  18. 18. Laparoscopic AppendicectomyLaparoscopic Appendicectomy  Substantially lower complication rate in obese patients[37]  Shorter duration of hospital stay[36]  Earlier return to work and normal activity[36]  Prospective RCT quality of life, GIT complication and overall complications lower for laparoscopy (N=43757)[38]  Recent Cochrane review: LA 1° operation[36] 36/Sauerland S., Lefering R., Neugebauer E.A.: Laparoscopic versus open surgery for suspected appendicitis. Cochrane Database Syst Rev 2004; 18:CD001546 37/Corneille M.G., Steigelman M.B., Myers J.G., et al: Laparoscopic appendectomy is superior to open appendectomy in obese patients. Am J Surg 2007; 194:877- 880. 38/Guller U., Hervey S., Purves H., et al: Laparoscopic versus open appendectomy: Outcomes comparison based on a large administrative database. Ann Surg 2004; 239:43-52.
  19. 19. AppendicitisAppendicitis Key anatomical points
  20. 20. AppendicitisAppendicitis Key anatomical points
  21. 21. Laparoscopic AppendicectomyLaparoscopic Appendicectomy
  22. 22. Laparoscopic AppendicectomyLaparoscopic Appendicectomy
  23. 23. Laparoscopic AppendicectomyLaparoscopic Appendicectomy
  24. 24. Laparoscopic AppendicectomyLaparoscopic Appendicectomy  Most recent prospective RCT had a mean operation time of 44min in laparoscopic perforated appendicectomy[39]  Evidence heavily in favour of LA 39/St Peter S.D., Tsao K., Spilde T.L., et al: Single daily dosing ceftriaxone and metronidazole vs. standard triple antibiotic regimen for perforated appendicitis in children: A prospective randomized trial.

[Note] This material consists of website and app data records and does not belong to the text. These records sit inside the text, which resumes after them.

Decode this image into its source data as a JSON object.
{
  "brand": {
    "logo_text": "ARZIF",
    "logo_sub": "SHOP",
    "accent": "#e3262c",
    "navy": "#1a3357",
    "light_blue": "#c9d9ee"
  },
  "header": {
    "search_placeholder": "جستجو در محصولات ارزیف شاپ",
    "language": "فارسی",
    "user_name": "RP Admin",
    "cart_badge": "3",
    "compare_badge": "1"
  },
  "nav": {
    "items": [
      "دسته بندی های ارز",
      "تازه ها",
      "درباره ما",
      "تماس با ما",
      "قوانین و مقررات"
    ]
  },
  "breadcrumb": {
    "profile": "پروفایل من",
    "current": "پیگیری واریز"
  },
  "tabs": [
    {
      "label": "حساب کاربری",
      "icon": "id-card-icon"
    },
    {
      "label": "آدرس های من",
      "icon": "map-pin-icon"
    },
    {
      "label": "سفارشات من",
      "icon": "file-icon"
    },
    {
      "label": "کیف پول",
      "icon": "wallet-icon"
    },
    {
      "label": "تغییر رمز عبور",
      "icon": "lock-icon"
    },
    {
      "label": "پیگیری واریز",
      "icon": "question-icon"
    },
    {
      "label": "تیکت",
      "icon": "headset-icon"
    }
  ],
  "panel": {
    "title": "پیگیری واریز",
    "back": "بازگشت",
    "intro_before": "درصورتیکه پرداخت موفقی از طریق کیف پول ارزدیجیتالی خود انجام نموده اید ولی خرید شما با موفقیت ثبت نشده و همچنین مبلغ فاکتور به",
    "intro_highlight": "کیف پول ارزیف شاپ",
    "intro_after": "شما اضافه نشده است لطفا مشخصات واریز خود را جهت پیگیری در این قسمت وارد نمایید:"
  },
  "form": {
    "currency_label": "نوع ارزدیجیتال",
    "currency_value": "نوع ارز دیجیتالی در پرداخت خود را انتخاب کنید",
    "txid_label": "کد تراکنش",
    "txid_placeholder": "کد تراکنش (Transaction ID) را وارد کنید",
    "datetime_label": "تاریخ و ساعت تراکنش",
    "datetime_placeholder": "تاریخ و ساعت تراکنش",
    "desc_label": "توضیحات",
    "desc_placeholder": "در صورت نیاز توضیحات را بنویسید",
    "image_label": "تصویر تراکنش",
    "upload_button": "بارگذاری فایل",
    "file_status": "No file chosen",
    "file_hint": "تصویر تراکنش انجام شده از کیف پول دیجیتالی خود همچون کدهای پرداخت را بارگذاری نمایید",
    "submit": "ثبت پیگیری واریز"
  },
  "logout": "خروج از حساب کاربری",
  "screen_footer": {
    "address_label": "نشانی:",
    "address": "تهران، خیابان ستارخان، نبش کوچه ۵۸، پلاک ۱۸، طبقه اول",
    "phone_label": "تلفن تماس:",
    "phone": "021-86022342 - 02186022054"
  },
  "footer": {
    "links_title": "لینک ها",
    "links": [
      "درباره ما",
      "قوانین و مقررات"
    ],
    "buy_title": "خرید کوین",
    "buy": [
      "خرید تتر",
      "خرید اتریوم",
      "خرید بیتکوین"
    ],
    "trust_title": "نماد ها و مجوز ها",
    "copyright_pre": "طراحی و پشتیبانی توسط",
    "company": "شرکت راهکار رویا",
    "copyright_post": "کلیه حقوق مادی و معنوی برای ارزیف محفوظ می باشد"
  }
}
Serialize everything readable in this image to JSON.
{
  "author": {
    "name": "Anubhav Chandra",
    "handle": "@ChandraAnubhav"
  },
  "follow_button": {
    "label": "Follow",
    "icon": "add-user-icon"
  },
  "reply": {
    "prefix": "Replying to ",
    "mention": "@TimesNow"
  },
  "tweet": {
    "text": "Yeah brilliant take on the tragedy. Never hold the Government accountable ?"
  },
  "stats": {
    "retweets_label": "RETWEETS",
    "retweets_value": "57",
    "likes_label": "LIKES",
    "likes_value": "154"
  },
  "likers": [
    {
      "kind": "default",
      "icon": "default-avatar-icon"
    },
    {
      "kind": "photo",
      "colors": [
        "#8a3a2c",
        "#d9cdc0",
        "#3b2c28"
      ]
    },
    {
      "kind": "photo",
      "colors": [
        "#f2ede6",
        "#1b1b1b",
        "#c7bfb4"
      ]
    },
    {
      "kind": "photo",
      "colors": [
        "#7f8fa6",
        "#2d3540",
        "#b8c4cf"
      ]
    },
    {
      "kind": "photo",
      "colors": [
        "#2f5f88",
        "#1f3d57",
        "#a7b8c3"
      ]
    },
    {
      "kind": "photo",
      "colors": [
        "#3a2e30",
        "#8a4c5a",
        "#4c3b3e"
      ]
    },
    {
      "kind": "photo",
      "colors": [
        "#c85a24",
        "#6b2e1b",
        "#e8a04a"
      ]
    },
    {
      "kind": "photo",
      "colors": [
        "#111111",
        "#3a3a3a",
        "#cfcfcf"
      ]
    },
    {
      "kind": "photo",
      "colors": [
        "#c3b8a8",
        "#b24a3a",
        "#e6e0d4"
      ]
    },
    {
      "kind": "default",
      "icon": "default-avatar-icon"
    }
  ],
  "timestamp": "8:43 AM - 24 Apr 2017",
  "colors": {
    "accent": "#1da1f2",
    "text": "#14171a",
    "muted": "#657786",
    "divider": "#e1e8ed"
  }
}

J Pediatr Surg 2008; 43:981-985.
  25. 25. Open AppendicectomyOpen Appendicectomy  Transverse incision  Protect wound  Swab out pelvis  Muscle cutting laparotomy in presence of peritonitis